REQUIRED WORK: Lines in the records below that contain the word "this" must each be copied.

RECORDS:

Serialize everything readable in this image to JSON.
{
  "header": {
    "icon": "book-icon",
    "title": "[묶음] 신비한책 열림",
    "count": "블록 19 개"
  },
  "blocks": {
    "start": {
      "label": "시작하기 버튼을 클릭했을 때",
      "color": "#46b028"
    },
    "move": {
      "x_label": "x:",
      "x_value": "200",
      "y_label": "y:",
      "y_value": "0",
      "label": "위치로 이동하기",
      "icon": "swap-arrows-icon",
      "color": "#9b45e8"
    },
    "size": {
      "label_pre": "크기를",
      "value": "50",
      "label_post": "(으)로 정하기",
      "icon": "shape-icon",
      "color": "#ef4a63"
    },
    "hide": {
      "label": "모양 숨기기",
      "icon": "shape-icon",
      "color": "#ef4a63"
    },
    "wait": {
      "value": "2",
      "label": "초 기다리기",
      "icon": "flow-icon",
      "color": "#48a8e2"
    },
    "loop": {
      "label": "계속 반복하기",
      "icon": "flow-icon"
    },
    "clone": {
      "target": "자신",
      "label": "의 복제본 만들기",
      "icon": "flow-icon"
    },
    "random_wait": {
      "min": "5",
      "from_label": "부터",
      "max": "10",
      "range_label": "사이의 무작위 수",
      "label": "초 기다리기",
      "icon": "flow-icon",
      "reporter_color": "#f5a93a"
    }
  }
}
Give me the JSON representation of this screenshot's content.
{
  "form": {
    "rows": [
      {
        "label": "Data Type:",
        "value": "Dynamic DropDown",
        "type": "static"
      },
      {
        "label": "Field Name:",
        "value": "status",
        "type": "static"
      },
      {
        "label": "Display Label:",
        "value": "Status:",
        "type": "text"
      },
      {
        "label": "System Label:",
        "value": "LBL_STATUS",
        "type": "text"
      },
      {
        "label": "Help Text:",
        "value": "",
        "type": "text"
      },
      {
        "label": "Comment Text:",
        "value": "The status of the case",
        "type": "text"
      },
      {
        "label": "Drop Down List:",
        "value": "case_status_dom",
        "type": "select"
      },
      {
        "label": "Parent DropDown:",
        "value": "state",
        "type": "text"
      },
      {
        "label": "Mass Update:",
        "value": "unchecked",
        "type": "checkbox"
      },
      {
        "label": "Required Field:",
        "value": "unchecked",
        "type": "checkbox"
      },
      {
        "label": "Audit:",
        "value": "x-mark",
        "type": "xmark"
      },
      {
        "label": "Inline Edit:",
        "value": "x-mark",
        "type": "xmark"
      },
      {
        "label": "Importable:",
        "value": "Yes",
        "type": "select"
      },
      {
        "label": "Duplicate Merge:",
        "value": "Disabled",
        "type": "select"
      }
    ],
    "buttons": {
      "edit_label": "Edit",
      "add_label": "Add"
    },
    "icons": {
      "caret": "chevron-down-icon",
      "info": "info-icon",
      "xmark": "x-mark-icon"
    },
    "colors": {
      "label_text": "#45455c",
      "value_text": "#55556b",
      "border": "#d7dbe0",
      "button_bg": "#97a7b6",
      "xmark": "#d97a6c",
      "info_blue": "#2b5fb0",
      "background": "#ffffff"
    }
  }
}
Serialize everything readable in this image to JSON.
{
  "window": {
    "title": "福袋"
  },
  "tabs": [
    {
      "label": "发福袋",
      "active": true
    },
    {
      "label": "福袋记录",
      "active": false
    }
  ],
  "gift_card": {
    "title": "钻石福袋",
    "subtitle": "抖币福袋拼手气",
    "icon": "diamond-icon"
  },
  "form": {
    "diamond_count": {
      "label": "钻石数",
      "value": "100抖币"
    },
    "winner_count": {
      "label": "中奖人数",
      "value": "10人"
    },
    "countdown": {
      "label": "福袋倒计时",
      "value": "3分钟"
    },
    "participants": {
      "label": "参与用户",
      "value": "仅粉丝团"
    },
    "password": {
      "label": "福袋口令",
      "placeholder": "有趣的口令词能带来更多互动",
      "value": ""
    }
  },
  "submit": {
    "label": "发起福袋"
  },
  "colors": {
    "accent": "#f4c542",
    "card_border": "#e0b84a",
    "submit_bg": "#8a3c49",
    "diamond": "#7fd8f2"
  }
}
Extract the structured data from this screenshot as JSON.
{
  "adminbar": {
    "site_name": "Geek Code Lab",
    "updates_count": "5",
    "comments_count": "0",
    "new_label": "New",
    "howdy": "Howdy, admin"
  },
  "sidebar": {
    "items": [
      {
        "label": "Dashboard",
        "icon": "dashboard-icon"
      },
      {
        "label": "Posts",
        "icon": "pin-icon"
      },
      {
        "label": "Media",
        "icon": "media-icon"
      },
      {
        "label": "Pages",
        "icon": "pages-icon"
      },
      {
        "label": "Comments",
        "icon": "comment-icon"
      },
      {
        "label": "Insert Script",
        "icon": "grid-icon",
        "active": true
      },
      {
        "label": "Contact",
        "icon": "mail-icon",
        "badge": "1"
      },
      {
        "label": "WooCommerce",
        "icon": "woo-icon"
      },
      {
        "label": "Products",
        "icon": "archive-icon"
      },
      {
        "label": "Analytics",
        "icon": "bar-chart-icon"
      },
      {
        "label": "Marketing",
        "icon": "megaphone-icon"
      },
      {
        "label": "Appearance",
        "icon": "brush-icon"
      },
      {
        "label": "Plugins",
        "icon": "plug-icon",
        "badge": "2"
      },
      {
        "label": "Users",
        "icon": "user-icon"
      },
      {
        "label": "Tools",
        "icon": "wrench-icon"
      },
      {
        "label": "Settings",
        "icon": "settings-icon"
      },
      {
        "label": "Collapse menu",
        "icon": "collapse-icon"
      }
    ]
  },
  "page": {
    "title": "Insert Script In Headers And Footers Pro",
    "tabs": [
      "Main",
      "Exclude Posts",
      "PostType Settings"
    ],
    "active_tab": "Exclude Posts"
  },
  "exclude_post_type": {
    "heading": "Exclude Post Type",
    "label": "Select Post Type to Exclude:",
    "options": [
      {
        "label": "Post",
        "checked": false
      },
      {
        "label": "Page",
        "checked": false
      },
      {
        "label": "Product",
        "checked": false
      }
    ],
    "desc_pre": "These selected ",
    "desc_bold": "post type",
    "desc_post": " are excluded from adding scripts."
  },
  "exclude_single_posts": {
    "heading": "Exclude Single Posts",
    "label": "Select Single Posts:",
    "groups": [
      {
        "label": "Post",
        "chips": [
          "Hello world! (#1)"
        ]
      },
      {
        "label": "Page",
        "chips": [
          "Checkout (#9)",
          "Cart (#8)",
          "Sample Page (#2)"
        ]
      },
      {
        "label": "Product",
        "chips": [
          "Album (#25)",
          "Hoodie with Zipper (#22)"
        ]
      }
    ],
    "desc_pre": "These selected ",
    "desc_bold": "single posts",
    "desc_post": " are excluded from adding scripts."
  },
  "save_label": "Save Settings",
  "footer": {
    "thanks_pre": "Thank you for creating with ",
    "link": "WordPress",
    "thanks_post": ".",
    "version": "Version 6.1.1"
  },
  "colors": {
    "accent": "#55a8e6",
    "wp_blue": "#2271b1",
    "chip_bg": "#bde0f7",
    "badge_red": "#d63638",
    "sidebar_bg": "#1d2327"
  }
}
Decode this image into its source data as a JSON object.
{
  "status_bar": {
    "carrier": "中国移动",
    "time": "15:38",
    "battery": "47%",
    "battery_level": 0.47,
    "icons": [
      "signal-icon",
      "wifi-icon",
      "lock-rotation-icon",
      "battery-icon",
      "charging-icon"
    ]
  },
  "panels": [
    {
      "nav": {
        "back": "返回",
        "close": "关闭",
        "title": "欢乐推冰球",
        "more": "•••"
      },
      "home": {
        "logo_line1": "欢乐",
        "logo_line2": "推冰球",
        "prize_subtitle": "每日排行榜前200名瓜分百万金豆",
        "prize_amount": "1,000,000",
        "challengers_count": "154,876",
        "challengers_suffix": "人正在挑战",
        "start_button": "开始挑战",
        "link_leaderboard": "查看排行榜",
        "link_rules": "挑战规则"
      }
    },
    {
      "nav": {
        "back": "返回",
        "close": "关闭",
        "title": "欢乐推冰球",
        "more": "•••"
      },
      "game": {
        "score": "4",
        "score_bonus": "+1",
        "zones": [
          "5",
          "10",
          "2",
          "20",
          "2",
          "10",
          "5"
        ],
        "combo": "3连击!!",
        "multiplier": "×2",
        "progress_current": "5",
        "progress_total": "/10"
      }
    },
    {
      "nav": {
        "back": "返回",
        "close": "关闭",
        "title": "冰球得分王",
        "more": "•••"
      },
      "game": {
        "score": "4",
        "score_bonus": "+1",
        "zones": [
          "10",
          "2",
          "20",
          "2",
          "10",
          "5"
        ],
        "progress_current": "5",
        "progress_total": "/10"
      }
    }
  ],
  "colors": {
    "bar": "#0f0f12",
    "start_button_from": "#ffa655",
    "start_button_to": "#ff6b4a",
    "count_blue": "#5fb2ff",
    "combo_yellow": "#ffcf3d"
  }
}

WRITTEN REPLY:
Serialize everything readable in this image to JSON.
Give me the JSON representation of this screenshot's content.
Serialize everything readable in this image to JSON.
Extract the structured data from this screenshot as JSON.
Decode this image into its source data as a JSON object.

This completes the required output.